**Data**

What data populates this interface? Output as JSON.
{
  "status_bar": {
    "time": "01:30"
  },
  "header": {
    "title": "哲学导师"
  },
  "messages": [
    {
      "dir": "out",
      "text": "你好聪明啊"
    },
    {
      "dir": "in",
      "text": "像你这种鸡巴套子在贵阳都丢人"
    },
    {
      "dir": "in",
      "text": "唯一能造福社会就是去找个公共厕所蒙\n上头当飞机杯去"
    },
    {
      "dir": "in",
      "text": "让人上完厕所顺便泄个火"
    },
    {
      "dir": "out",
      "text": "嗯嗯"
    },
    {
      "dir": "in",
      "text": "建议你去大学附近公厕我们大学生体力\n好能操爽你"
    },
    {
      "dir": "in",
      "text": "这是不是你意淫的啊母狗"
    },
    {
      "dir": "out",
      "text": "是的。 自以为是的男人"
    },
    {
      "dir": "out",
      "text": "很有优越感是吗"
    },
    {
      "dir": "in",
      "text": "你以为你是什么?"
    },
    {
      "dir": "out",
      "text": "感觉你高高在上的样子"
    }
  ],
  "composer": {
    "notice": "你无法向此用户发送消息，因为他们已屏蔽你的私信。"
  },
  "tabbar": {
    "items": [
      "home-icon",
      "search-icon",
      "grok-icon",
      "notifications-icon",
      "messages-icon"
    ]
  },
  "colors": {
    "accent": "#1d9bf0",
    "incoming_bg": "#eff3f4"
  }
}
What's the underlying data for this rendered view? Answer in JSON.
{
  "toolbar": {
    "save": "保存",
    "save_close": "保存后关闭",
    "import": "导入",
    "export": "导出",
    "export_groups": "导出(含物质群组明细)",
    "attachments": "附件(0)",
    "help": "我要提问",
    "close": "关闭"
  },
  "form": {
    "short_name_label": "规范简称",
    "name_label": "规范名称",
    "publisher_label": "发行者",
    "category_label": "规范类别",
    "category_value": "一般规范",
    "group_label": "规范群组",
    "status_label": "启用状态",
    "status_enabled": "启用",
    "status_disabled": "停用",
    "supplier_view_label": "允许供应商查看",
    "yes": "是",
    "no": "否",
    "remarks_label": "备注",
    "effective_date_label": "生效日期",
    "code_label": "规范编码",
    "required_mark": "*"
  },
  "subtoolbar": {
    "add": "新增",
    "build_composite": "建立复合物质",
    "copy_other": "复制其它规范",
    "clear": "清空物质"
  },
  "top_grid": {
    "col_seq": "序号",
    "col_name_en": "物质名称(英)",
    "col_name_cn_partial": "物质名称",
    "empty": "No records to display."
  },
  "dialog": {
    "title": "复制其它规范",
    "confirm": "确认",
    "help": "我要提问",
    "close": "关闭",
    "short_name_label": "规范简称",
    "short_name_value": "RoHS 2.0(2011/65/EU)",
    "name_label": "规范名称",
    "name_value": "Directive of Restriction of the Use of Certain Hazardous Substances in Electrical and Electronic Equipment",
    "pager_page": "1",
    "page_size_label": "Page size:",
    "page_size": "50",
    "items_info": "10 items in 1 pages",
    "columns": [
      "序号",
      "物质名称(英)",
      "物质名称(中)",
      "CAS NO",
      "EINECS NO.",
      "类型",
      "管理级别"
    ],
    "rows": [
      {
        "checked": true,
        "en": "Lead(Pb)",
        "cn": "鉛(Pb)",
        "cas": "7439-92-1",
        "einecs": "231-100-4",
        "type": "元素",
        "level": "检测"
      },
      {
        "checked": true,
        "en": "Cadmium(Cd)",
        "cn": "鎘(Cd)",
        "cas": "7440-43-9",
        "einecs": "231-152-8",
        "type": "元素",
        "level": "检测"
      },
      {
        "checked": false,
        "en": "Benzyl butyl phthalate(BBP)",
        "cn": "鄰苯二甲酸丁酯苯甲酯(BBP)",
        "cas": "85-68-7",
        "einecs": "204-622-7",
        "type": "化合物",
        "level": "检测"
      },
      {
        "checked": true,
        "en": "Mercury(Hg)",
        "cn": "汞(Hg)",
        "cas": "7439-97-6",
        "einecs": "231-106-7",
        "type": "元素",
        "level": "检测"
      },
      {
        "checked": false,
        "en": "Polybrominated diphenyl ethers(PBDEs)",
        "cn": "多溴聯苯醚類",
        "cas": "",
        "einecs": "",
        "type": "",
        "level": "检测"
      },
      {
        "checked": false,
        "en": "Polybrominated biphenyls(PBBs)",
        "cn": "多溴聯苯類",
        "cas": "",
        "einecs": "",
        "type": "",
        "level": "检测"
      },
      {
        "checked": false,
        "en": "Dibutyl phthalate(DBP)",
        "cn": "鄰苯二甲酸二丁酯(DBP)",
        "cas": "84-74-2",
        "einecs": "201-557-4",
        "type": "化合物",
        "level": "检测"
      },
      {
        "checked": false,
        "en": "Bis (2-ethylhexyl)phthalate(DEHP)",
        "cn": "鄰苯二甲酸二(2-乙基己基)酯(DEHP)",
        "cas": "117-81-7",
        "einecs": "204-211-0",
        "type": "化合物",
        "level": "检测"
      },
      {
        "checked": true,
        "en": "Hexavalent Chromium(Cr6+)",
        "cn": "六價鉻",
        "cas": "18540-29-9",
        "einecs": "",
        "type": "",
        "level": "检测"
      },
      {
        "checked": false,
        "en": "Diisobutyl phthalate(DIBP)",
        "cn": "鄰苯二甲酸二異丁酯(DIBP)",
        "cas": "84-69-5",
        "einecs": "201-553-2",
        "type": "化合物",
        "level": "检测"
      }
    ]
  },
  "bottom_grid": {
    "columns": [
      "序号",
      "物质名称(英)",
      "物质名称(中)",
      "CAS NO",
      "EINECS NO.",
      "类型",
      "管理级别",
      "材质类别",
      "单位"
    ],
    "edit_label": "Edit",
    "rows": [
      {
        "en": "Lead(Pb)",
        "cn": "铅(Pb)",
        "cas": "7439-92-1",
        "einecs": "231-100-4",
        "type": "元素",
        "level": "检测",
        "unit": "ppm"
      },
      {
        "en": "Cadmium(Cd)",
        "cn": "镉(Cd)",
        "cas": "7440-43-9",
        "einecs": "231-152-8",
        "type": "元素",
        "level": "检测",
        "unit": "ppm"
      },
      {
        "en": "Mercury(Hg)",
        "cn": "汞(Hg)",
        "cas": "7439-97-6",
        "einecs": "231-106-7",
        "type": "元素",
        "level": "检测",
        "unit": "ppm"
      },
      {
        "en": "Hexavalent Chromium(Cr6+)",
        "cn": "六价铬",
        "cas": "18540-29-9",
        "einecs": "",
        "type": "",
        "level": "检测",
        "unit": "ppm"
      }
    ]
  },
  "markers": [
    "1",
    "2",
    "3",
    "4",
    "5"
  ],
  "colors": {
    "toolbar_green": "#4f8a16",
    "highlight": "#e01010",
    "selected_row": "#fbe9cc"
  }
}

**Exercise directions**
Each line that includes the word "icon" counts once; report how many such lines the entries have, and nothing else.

**Output for this exercise**
5